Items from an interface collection
··········
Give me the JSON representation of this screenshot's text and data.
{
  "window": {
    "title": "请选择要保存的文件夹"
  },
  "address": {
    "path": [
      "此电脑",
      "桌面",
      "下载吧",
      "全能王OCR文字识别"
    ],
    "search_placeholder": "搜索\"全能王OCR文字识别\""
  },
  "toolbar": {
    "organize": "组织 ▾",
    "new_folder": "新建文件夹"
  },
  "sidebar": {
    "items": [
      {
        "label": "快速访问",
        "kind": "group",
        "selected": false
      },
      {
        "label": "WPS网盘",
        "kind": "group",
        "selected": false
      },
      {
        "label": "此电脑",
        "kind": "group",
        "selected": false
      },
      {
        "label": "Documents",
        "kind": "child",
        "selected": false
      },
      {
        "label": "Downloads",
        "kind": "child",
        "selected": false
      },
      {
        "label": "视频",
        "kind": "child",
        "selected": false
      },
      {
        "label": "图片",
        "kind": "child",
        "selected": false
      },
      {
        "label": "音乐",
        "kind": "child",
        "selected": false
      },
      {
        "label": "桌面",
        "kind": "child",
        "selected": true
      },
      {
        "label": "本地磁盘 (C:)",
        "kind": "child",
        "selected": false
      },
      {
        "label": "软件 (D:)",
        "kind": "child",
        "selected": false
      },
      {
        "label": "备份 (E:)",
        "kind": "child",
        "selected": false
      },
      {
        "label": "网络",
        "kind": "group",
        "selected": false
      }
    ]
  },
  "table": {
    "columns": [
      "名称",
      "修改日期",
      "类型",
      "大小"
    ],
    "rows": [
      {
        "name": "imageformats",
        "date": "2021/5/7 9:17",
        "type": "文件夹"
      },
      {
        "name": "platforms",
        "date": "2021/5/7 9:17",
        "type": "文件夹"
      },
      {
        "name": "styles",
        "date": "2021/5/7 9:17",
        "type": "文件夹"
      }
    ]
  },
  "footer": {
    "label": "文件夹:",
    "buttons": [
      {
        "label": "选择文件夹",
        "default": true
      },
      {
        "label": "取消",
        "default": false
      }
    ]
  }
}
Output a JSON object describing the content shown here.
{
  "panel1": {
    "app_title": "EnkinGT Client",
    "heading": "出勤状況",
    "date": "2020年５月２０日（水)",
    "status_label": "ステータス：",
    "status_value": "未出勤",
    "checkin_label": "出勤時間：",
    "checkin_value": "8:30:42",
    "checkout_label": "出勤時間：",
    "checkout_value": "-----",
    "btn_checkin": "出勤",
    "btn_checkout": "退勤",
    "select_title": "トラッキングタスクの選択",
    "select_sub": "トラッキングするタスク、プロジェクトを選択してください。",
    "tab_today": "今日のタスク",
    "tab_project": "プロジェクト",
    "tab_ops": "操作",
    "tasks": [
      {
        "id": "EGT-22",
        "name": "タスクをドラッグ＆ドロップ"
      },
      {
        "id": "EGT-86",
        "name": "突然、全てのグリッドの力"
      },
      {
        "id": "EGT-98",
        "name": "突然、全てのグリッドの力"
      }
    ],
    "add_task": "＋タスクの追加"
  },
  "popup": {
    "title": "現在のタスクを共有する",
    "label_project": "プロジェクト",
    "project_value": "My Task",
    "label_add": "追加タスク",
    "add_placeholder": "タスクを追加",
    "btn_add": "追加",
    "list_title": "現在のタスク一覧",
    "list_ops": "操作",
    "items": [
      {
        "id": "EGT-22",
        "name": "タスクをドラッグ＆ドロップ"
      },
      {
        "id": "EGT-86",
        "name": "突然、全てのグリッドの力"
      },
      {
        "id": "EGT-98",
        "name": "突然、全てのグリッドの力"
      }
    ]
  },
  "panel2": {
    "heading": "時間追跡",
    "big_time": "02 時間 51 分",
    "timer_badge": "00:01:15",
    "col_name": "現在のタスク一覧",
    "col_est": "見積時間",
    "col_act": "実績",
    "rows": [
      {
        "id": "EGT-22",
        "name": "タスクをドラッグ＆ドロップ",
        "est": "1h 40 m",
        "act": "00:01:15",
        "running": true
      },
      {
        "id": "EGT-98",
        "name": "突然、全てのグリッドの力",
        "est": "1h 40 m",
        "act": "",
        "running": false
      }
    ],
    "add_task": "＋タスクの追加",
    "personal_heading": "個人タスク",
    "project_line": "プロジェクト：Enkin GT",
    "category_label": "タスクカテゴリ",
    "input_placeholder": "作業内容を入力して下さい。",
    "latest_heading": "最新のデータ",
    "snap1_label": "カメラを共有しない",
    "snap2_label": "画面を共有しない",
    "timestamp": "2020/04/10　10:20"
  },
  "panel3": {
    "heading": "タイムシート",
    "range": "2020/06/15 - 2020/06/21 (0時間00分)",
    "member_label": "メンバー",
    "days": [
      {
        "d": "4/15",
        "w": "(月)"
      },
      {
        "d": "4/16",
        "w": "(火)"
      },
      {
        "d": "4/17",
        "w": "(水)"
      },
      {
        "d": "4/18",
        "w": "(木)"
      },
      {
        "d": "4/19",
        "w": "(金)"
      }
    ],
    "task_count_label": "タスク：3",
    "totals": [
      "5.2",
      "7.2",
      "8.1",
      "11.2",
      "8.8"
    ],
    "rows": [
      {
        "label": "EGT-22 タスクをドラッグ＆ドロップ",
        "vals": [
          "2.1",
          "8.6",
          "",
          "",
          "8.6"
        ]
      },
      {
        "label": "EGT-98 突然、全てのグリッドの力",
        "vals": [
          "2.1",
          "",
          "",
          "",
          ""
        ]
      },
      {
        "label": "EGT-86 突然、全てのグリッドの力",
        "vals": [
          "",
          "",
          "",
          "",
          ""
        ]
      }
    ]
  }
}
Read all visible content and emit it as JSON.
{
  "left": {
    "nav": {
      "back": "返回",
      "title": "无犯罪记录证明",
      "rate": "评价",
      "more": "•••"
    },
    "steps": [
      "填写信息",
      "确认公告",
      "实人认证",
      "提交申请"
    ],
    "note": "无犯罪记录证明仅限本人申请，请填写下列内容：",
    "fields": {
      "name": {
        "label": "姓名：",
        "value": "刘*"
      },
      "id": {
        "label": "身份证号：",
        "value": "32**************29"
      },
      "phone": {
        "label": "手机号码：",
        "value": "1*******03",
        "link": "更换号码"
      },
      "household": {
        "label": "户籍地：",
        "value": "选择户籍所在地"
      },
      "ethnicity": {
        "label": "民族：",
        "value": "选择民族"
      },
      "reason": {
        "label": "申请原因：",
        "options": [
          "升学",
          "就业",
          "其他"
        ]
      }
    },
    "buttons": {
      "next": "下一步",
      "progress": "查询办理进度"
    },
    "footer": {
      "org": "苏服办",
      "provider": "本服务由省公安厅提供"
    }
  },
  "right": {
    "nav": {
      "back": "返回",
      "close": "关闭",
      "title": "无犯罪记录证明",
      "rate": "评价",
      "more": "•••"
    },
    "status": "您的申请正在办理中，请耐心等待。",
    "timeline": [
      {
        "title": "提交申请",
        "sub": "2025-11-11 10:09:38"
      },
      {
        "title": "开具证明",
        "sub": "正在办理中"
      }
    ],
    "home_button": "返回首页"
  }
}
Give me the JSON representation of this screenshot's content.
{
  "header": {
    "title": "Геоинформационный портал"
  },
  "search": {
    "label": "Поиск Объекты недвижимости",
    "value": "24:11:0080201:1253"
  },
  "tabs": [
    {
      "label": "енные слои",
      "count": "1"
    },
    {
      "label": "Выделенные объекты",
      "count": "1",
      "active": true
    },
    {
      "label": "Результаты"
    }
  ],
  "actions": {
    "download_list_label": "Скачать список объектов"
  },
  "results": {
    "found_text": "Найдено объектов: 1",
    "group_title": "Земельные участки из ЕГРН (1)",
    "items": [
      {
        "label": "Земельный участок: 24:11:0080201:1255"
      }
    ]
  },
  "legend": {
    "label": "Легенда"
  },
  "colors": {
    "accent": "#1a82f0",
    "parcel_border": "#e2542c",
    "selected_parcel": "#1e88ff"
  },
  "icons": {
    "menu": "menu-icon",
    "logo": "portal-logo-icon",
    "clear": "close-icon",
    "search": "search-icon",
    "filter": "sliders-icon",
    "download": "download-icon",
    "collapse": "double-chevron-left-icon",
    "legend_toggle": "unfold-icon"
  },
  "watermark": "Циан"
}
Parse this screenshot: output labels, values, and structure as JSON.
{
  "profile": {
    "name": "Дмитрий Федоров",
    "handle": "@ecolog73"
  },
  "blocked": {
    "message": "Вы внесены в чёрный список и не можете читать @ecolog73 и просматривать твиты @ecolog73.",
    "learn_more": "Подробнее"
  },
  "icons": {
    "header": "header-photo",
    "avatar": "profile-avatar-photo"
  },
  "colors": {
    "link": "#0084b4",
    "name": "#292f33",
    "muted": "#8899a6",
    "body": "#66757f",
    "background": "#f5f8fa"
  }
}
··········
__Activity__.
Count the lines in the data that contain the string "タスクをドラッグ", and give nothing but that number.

__Task output__.
4